───── DATA EXCERPTS
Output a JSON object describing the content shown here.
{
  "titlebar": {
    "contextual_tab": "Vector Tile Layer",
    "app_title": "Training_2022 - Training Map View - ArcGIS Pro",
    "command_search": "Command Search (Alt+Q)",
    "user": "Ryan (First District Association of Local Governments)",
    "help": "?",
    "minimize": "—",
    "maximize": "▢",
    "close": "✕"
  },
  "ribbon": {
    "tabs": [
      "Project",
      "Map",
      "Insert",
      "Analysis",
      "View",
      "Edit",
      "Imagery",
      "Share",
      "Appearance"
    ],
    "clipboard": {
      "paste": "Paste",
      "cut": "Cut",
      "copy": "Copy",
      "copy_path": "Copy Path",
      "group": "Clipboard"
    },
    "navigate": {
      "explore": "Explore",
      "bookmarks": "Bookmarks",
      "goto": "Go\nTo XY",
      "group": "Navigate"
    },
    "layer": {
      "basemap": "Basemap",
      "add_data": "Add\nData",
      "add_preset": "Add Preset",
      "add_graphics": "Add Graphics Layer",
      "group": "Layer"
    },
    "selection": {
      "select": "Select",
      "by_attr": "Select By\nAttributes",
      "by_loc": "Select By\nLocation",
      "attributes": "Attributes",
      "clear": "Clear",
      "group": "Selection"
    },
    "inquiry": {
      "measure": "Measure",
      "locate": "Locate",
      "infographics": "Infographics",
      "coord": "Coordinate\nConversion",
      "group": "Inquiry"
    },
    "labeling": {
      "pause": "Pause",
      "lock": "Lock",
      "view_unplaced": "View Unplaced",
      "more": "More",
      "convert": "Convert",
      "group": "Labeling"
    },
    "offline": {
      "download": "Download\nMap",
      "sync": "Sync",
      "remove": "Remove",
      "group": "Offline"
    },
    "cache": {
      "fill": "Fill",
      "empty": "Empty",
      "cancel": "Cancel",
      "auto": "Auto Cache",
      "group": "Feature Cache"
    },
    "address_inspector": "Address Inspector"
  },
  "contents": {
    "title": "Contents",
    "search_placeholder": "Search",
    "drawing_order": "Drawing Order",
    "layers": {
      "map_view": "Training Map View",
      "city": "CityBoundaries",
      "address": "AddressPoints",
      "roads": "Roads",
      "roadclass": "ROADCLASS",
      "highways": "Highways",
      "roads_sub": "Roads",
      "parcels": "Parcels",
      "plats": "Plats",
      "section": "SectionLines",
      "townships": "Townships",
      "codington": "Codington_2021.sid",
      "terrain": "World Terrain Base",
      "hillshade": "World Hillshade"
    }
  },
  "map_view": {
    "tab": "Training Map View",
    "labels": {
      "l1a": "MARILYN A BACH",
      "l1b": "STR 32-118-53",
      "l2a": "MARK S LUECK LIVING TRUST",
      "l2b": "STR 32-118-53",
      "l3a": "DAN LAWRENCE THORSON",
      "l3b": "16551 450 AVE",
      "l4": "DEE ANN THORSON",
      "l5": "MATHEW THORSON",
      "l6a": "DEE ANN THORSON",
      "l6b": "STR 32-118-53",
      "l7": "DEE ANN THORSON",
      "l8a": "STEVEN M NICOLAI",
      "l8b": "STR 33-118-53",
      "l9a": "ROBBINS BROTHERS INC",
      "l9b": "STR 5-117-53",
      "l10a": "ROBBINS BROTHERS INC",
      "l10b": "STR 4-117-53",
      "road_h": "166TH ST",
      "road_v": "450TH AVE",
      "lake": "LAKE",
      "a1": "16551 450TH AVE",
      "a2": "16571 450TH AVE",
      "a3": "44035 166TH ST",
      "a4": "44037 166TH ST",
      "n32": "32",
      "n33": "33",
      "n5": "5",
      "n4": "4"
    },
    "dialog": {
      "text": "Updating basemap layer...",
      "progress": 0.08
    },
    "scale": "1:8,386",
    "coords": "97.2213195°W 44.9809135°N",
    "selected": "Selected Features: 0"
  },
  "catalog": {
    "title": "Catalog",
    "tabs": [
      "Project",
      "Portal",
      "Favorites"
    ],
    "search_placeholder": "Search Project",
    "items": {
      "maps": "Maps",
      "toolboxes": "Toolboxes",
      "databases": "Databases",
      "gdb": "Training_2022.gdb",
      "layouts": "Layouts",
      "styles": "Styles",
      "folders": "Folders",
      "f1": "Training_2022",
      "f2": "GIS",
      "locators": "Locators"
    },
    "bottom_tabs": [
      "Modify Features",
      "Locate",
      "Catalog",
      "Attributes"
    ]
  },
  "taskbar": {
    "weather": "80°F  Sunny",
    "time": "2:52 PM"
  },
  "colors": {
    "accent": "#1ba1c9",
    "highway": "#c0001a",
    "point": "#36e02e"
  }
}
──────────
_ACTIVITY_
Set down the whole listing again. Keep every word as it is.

_SOLUTION_
Output a JSON object describing the content shown here.
{
  "titlebar": {
    "contextual_tab": "Vector Tile Layer",
    "app_title": "Training_2022 - Training Map View - ArcGIS Pro",
    "command_search": "Command Search (Alt+Q)",
    "user": "Ryan (First District Association of Local Governments)",
    "help": "?",
    "minimize": "—",
    "maximize": "▢",
    "close": "✕"
  },
  "ribbon": {
    "tabs": [
      "Project",
      "Map",
      "Insert",
      "Analysis",
      "View",
      "Edit",
      "Imagery",
      "Share",
      "Appearance"
    ],
    "clipboard": {
      "paste": "Paste",
      "cut": "Cut",
      "copy": "Copy",
      "copy_path": "Copy Path",
      "group": "Clipboard"
    },
    "navigate": {
      "explore": "Explore",
      "bookmarks": "Bookmarks",
      "goto": "Go\nTo XY",
      "group": "Navigate"
    },
    "layer": {
      "basemap": "Basemap",
      "add_data": "Add\nData",
      "add_preset": "Add Preset",
      "add_graphics": "Add Graphics Layer",
      "group": "Layer"
    },
    "selection": {
      "select": "Select",
      "by_attr": "Select By\nAttributes",
      "by_loc": "Select By\nLocation",
      "attributes": "Attributes",
      "clear": "Clear",
      "group": "Selection"
    },
    "inquiry": {
      "measure": "Measure",
      "locate": "Locate",
      "infographics": "Infographics",
      "coord": "Coordinate\nConversion",
      "group": "Inquiry"
    },
    "labeling": {
      "pause": "Pause",
      "lock": "Lock",
      "view_unplaced": "View Unplaced",
      "more": "More",
      "convert": "Convert",
      "group": "Labeling"
    },
    "offline": {
      "download": "Download\nMap",
      "sync": "Sync",
      "remove": "Remove",
      "group": "Offline"
    },
    "cache": {
      "fill": "Fill",
      "empty": "Empty",
      "cancel": "Cancel",
      "auto": "Auto Cache",
      "group": "Feature Cache"
    },
    "address_inspector": "Address Inspector"
  },
  "contents": {
    "title": "Contents",
    "search_placeholder": "Search",
    "drawing_order": "Drawing Order",
    "layers": {
      "map_view": "Training Map View",
      "city": "CityBoundaries",
      "address": "AddressPoints",
      "roads": "Roads",
      "roadclass": "ROADCLASS",
      "highways": "Highways",
      "roads_sub": "Roads",
      "parcels": "Parcels",
      "plats": "Plats",
      "section": "SectionLines",
      "townships": "Townships",
      "codington": "Codington_2021.sid",
      "terrain": "World Terrain Base",
      "hillshade": "World Hillshade"
    }
  },
  "map_view": {
    "tab": "Training Map View",
    "labels": {
      "l1a": "MARILYN A BACH",
      "l1b": "STR 32-118-53",
      "l2a": "MARK S LUECK LIVING TRUST",
      "l2b": "STR 32-118-53",
      "l3a": "DAN LAWRENCE THORSON",
      "l3b": "16551 450 AVE",
      "l4": "DEE ANN THORSON",
      "l5": "MATHEW THORSON",
      "l6a": "DEE ANN THORSON",
      "l6b": "STR 32-118-53",
      "l7": "DEE ANN THORSON",
      "l8a": "STEVEN M NICOLAI",
      "l8b": "STR 33-118-53",
      "l9a": "ROBBINS BROTHERS INC",
      "l9b": "STR 5-117-53",
      "l10a": "ROBBINS BROTHERS INC",
      "l10b": "STR 4-117-53",
      "road_h": "166TH ST",
      "road_v": "450TH AVE",
      "lake": "LAKE",
      "a1": "16551 450TH AVE",
      "a2": "16571 450TH AVE",
      "a3": "44035 166TH ST",
      "a4": "44037 166TH ST",
      "n32": "32",
      "n33": "33",
      "n5": "5",
      "n4": "4"
    },
    "dialog": {
      "text": "Updating basemap layer...",
      "progress": 0.08
    },
    "scale": "1:8,386",
    "coords": "97.2213195°W 44.9809135°N",
    "selected": "Selected Features: 0"
  },
  "catalog": {
    "title": "Catalog",
    "tabs": [
      "Project",
      "Portal",
      "Favorites"
    ],
    "search_placeholder": "Search Project",
    "items": {
      "maps": "Maps",
      "toolboxes": "Toolboxes",
      "databases": "Databases",
      "gdb": "Training_2022.gdb",
      "layouts": "Layouts",
      "styles": "Styles",
      "folders": "Folders",
      "f1": "Training_2022",
      "f2": "GIS",
      "locators": "Locators"
    },
    "bottom_tabs": [
      "Modify Features",
      "Locate",
      "Catalog",
      "Attributes"
    ]
  },
  "taskbar": {
    "weather": "80°F  Sunny",
    "time": "2:52 PM"
  },
  "colors": {
    "accent": "#1ba1c9",
    "highway": "#c0001a",
    "point": "#36e02e"
  }
}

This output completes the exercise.